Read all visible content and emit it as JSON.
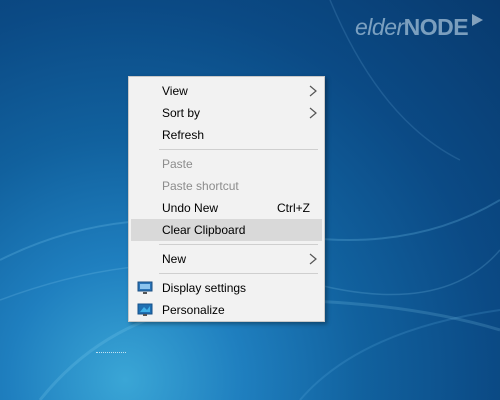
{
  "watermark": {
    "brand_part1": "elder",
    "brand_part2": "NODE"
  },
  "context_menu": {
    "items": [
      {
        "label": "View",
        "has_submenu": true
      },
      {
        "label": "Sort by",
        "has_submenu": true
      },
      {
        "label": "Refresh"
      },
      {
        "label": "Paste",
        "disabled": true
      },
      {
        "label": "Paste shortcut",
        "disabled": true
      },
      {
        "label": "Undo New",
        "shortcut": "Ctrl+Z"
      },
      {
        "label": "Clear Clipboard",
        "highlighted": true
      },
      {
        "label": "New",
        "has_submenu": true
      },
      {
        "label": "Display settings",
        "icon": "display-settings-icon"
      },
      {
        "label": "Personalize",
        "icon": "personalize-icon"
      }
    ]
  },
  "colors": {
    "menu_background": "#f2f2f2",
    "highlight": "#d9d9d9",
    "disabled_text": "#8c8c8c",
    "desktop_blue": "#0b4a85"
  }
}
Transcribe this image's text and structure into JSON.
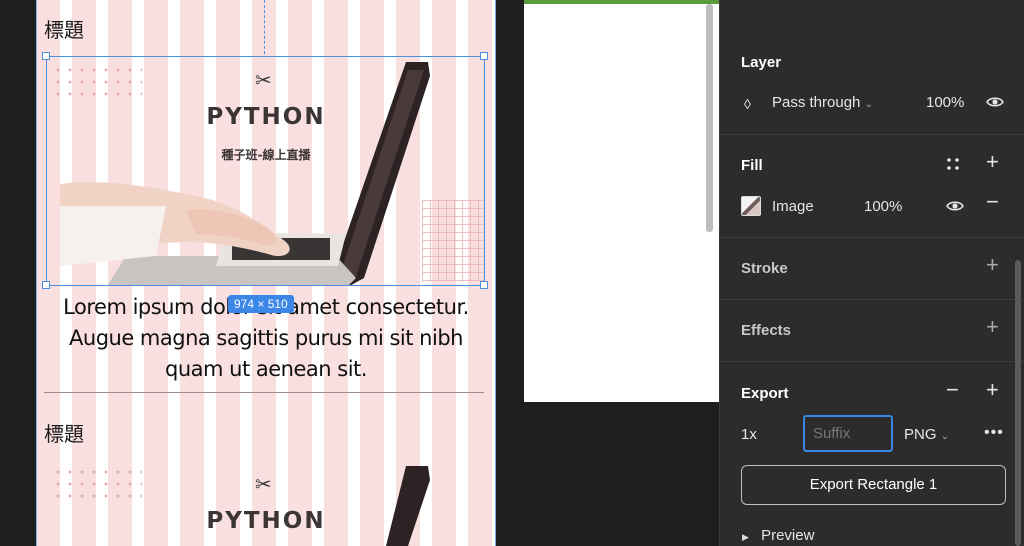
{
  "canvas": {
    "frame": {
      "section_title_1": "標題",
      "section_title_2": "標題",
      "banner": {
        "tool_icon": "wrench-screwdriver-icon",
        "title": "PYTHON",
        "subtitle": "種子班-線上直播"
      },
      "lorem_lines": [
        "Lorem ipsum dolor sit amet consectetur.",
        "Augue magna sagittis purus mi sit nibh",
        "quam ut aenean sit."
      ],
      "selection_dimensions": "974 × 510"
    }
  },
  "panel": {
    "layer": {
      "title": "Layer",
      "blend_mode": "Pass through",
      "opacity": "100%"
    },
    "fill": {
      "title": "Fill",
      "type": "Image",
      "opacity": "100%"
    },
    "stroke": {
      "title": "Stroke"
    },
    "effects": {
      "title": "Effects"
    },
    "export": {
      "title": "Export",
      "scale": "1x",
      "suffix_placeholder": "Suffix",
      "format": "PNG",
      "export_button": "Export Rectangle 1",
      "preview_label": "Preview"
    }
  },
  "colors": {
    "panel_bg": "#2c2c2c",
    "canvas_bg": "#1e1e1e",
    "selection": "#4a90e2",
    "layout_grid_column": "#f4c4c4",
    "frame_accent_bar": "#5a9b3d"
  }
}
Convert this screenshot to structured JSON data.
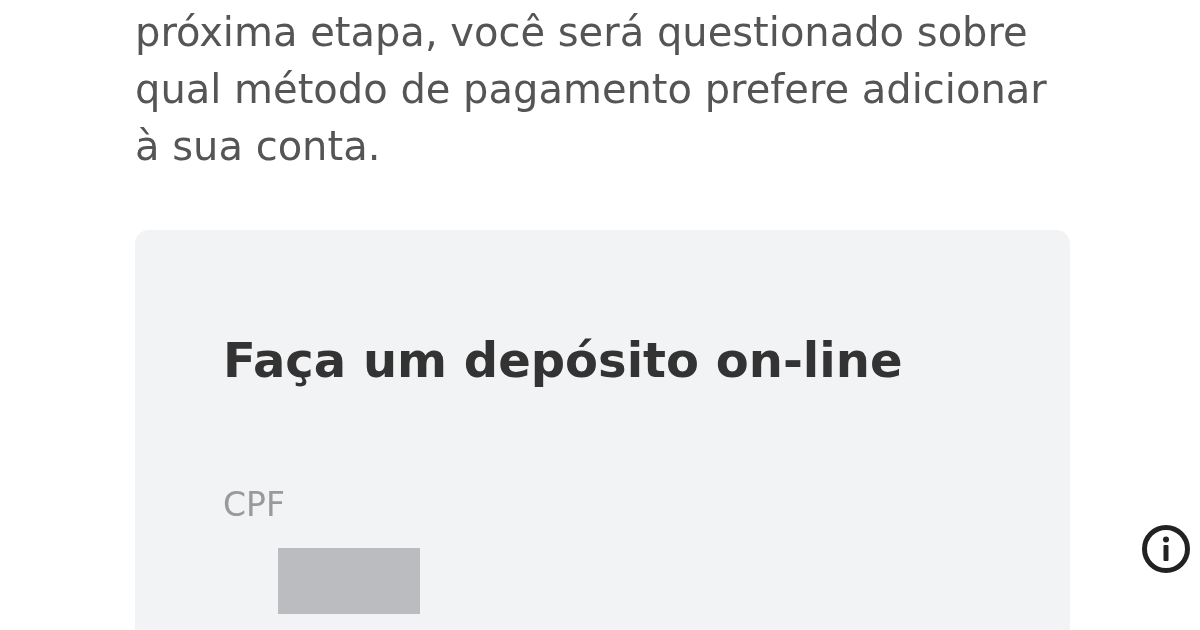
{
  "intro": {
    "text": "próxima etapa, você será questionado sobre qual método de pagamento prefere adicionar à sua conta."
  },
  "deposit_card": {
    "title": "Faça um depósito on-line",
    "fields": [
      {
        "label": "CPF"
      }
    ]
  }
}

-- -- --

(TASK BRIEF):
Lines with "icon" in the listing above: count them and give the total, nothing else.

(ANSWER FOR THIS EXERCISE):
3